> **TASK BRIEF**
Go through the data line by line. Copy each one holding the string "dartz".
== ENTRIES SUPPLIED ==
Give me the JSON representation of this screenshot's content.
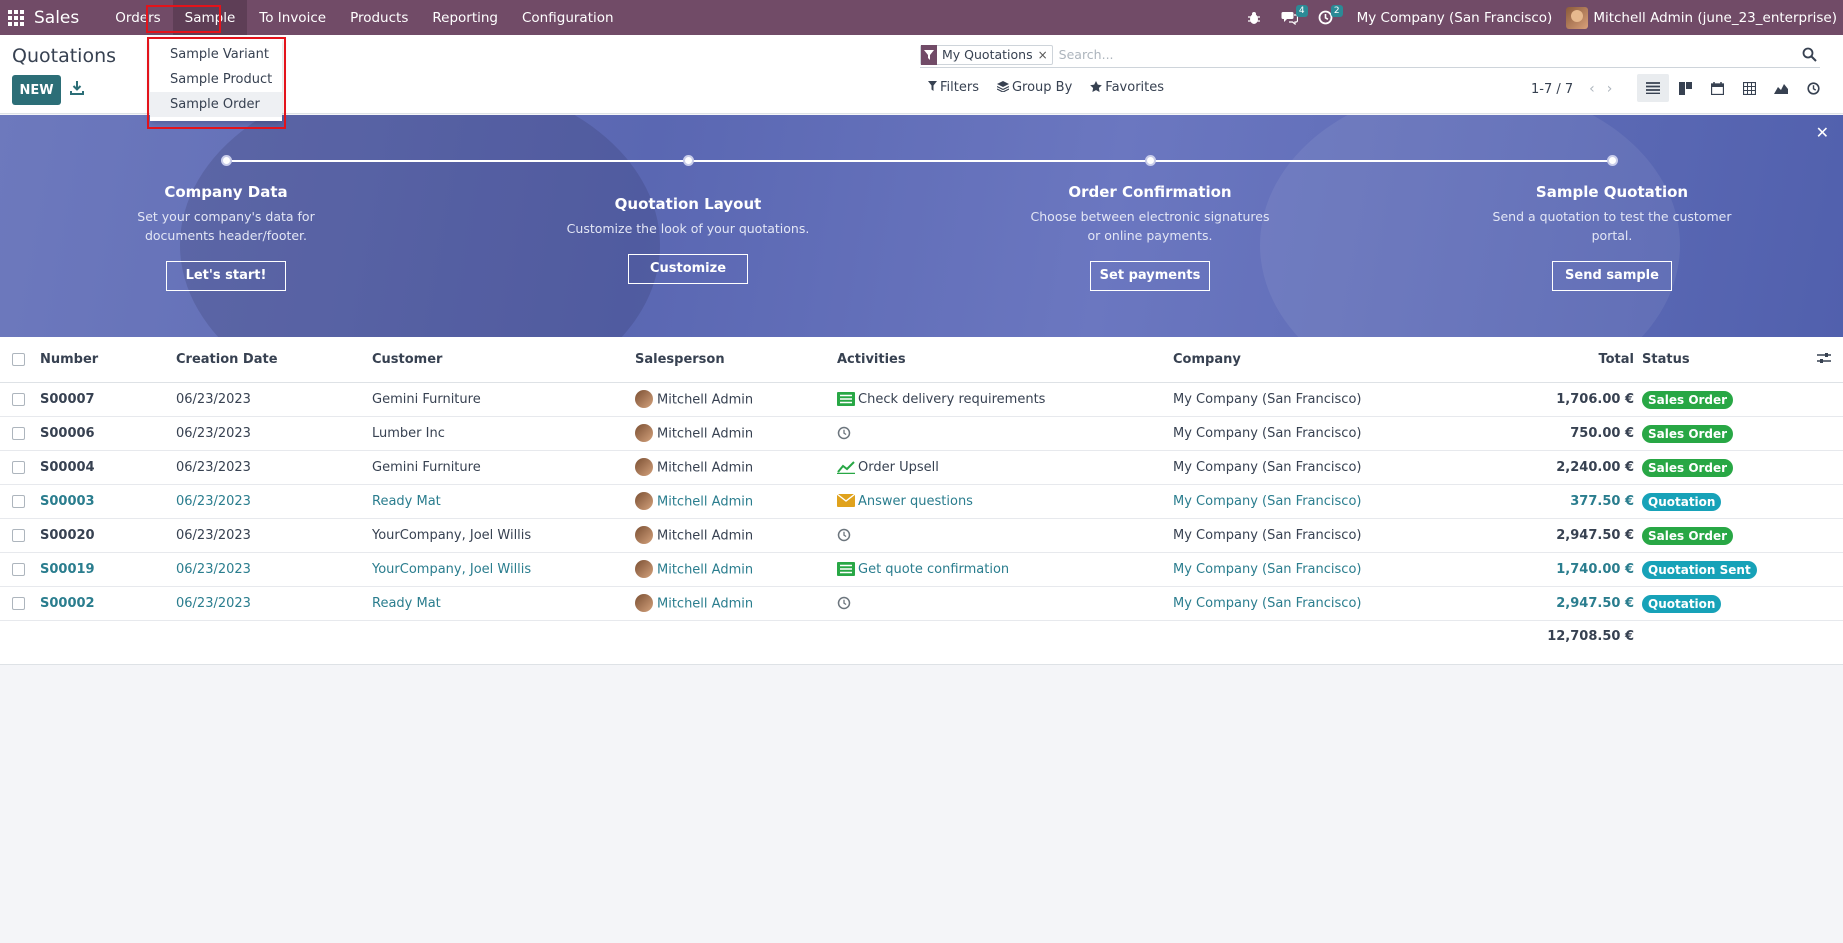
{
  "navbar": {
    "brand": "Sales",
    "menu": [
      "Orders",
      "Sample",
      "To Invoice",
      "Products",
      "Reporting",
      "Configuration"
    ],
    "messages_count": "4",
    "activities_count": "2",
    "company": "My Company (San Francisco)",
    "user": "Mitchell Admin (june_23_enterprise)",
    "bar_color": "#714b67"
  },
  "dropdown": {
    "items": [
      "Sample Variant",
      "Sample Product",
      "Sample Order"
    ],
    "hovered": "Sample Order"
  },
  "control": {
    "title": "Quotations",
    "new_label": "NEW",
    "facet": "My Quotations",
    "search_placeholder": "Search...",
    "filters_label": "Filters",
    "groupby_label": "Group By",
    "favorites_label": "Favorites",
    "pager": "1-7 / 7"
  },
  "banner": {
    "steps": [
      {
        "title": "Company Data",
        "desc": "Set your company's data for documents header/footer.",
        "button": "Let's start!"
      },
      {
        "title": "Quotation Layout",
        "desc": "Customize the look of your quotations.",
        "button": "Customize"
      },
      {
        "title": "Order Confirmation",
        "desc": "Choose between electronic signatures or online payments.",
        "button": "Set payments"
      },
      {
        "title": "Sample Quotation",
        "desc": "Send a quotation to test the customer portal.",
        "button": "Send sample"
      }
    ]
  },
  "table": {
    "columns": [
      "Number",
      "Creation Date",
      "Customer",
      "Salesperson",
      "Activities",
      "Company",
      "Total",
      "Status"
    ],
    "rows": [
      {
        "number": "S00007",
        "date": "06/23/2023",
        "customer": "Gemini Furniture",
        "salesperson": "Mitchell Admin",
        "activity": "Check delivery requirements",
        "activity_icon": "list-icon",
        "company": "My Company (San Francisco)",
        "total": "1,706.00 €",
        "status": "Sales Order",
        "style": "dark"
      },
      {
        "number": "S00006",
        "date": "06/23/2023",
        "customer": "Lumber Inc",
        "salesperson": "Mitchell Admin",
        "activity": "",
        "activity_icon": "clock-icon",
        "company": "My Company (San Francisco)",
        "total": "750.00 €",
        "status": "Sales Order",
        "style": "dark"
      },
      {
        "number": "S00004",
        "date": "06/23/2023",
        "customer": "Gemini Furniture",
        "salesperson": "Mitchell Admin",
        "activity": "Order Upsell",
        "activity_icon": "chart-icon",
        "company": "My Company (San Francisco)",
        "total": "2,240.00 €",
        "status": "Sales Order",
        "style": "dark"
      },
      {
        "number": "S00003",
        "date": "06/23/2023",
        "customer": "Ready Mat",
        "salesperson": "Mitchell Admin",
        "activity": "Answer questions",
        "activity_icon": "envelope-icon",
        "company": "My Company (San Francisco)",
        "total": "377.50 €",
        "status": "Quotation",
        "style": "teal"
      },
      {
        "number": "S00020",
        "date": "06/23/2023",
        "customer": "YourCompany, Joel Willis",
        "salesperson": "Mitchell Admin",
        "activity": "",
        "activity_icon": "clock-icon",
        "company": "My Company (San Francisco)",
        "total": "2,947.50 €",
        "status": "Sales Order",
        "style": "dark"
      },
      {
        "number": "S00019",
        "date": "06/23/2023",
        "customer": "YourCompany, Joel Willis",
        "salesperson": "Mitchell Admin",
        "activity": "Get quote confirmation",
        "activity_icon": "list-icon",
        "company": "My Company (San Francisco)",
        "total": "1,740.00 €",
        "status": "Quotation Sent",
        "style": "teal"
      },
      {
        "number": "S00002",
        "date": "06/23/2023",
        "customer": "Ready Mat",
        "salesperson": "Mitchell Admin",
        "activity": "",
        "activity_icon": "clock-icon",
        "company": "My Company (San Francisco)",
        "total": "2,947.50 €",
        "status": "Quotation",
        "style": "teal"
      }
    ],
    "grand_total": "12,708.50 €",
    "status_colors": {
      "Sales Order": "#28a745",
      "Quotation": "#17a2b8",
      "Quotation Sent": "#17a2b8"
    }
  }
}
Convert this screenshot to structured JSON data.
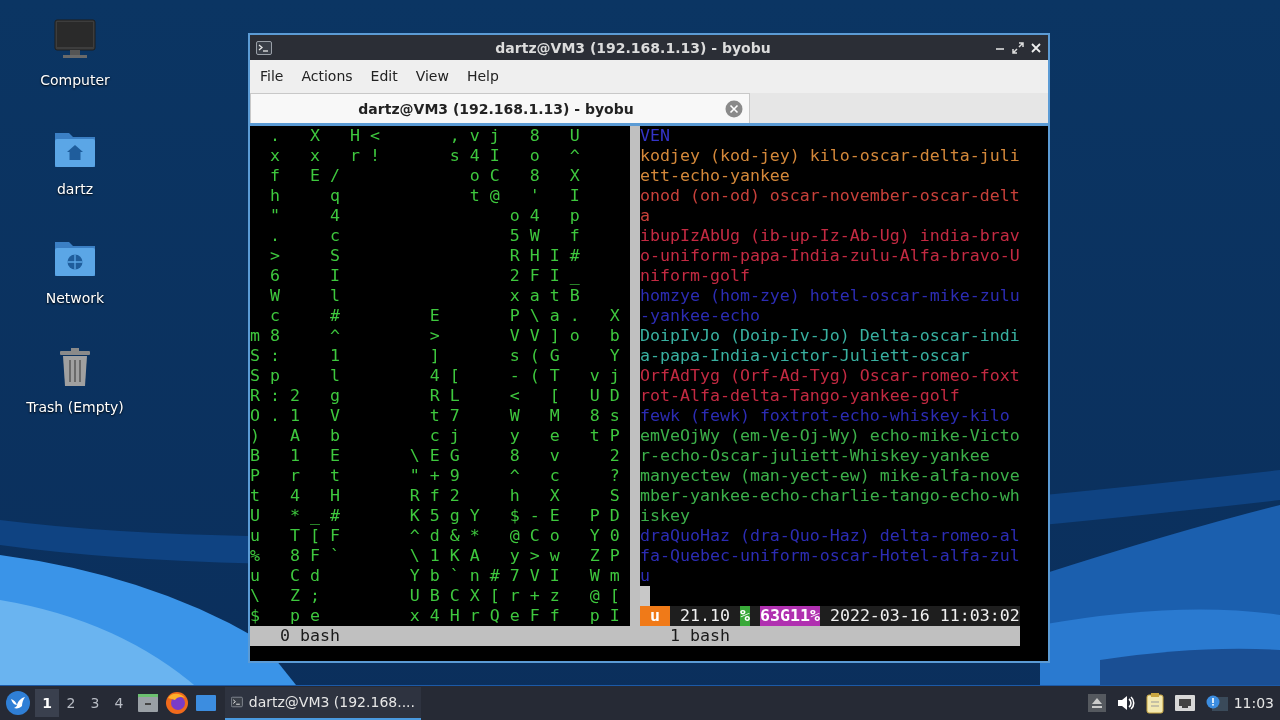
{
  "desktop_icons": [
    {
      "label": "Computer",
      "kind": "computer"
    },
    {
      "label": "dartz",
      "kind": "home"
    },
    {
      "label": "Network",
      "kind": "network"
    },
    {
      "label": "Trash (Empty)",
      "kind": "trash"
    }
  ],
  "window": {
    "title": "dartz@VM3 (192.168.1.13) - byobu",
    "menu": [
      "File",
      "Actions",
      "Edit",
      "View",
      "Help"
    ],
    "tabs": [
      {
        "label": "dartz@VM3 (192.168.1.13) - byobu",
        "selected": true
      }
    ],
    "left_pane": {
      "rows": [
        "  .   X   H <       , v j   8   U",
        "  x   x   r !       s 4 I   o   ^",
        "  f   E /             o C   8   X",
        "  h     q             t @   '   I",
        "  \"     4                 o 4   p",
        "  .     c                 5 W   f",
        "  >     S                 R H I #",
        "  6     I                 2 F I _",
        "  W     l                 x a t B",
        "  c     #         E       P \\ a .   X",
        "m 8     ^         >       V V ] o   b",
        "S :     1         ]       s ( G     Y",
        "S p     l         4 [     - ( T   v j",
        "R : 2   g         R L     <   [   U D",
        "O . 1   V         t 7     W   M   8 s",
        ")   A   b         c j     y   e   t P",
        "B   1   E       \\ E G     8   v     2",
        "P   r   t       \" + 9     ^   c     ?",
        "t   4   H       R f 2     h   X     S",
        "U   * _ #       K 5 g Y   $ - E   P D",
        "u   T [ F       ^ d & *   @ C o   Y 0",
        "%   8 F `       \\ 1 K A   y > w   Z P",
        "u   C d         Y b ` n # 7 V I   W m",
        "\\   Z ;         U B C X [ r + z   @ [",
        "$   p e         x 4 H r Q e F f   p I"
      ]
    },
    "right_pane": {
      "partial_line": "VEN",
      "lines": [
        {
          "text": "kodjey (kod-jey) kilo-oscar-delta-juliett-echo-yankee",
          "color": "#d4883a"
        },
        {
          "text": "onod (on-od) oscar-november-oscar-delta",
          "color": "#c8403a"
        },
        {
          "text": "ibupIzAbUg (ib-up-Iz-Ab-Ug) india-bravo-uniform-papa-India-zulu-Alfa-bravo-Uniform-golf",
          "color": "#c42a42"
        },
        {
          "text": "homzye (hom-zye) hotel-oscar-mike-zulu-yankee-echo",
          "color": "#2c2cb4"
        },
        {
          "text": "DoipIvJo (Doip-Iv-Jo) Delta-oscar-india-papa-India-victor-Juliett-oscar",
          "color": "#38b0a0"
        },
        {
          "text": "OrfAdTyg (Orf-Ad-Tyg) Oscar-romeo-foxtrot-Alfa-delta-Tango-yankee-golf",
          "color": "#c42a42"
        },
        {
          "text": "fewk (fewk) foxtrot-echo-whiskey-kilo",
          "color": "#2c2cb4"
        },
        {
          "text": "emVeOjWy (em-Ve-Oj-Wy) echo-mike-Victor-echo-Oscar-juliett-Whiskey-yankee",
          "color": "#3cb04a"
        },
        {
          "text": "manyectew (man-yect-ew) mike-alfa-november-yankee-echo-charlie-tango-echo-whiskey",
          "color": "#3cb04a"
        },
        {
          "text": "draQuoHaz (dra-Quo-Haz) delta-romeo-alfa-Quebec-uniform-oscar-Hotel-alfa-zulu",
          "color": "#2c2cb4"
        }
      ]
    },
    "status_bar": [
      {
        "text": "u",
        "kind": "badge",
        "color": "#f07a18"
      },
      {
        "text": "21.10",
        "kind": "plain"
      },
      {
        "text": "%",
        "kind": "badge",
        "color": "#38a838"
      },
      {
        "text": "63G11%",
        "kind": "badge",
        "color": "#b030b0"
      },
      {
        "text": "2022-03-16 11:03:02",
        "kind": "plain"
      }
    ],
    "window_list": [
      "0 bash",
      "1 bash"
    ]
  },
  "taskbar": {
    "workspaces": [
      {
        "label": "1",
        "selected": true
      },
      {
        "label": "2",
        "selected": false
      },
      {
        "label": "3",
        "selected": false
      },
      {
        "label": "4",
        "selected": false
      }
    ],
    "tasks": [
      {
        "label": "dartz@VM3 (192.168....",
        "selected": true
      }
    ],
    "clock": "11:03"
  }
}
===
> **REPLY**
      "label": "dartz",
    "title": "dartz@VM3 (192.168.1.13) - byobu",
        "label": "dartz@VM3 (192.168.1.13) - byobu",
        "label": "dartz@VM3 (192.168....",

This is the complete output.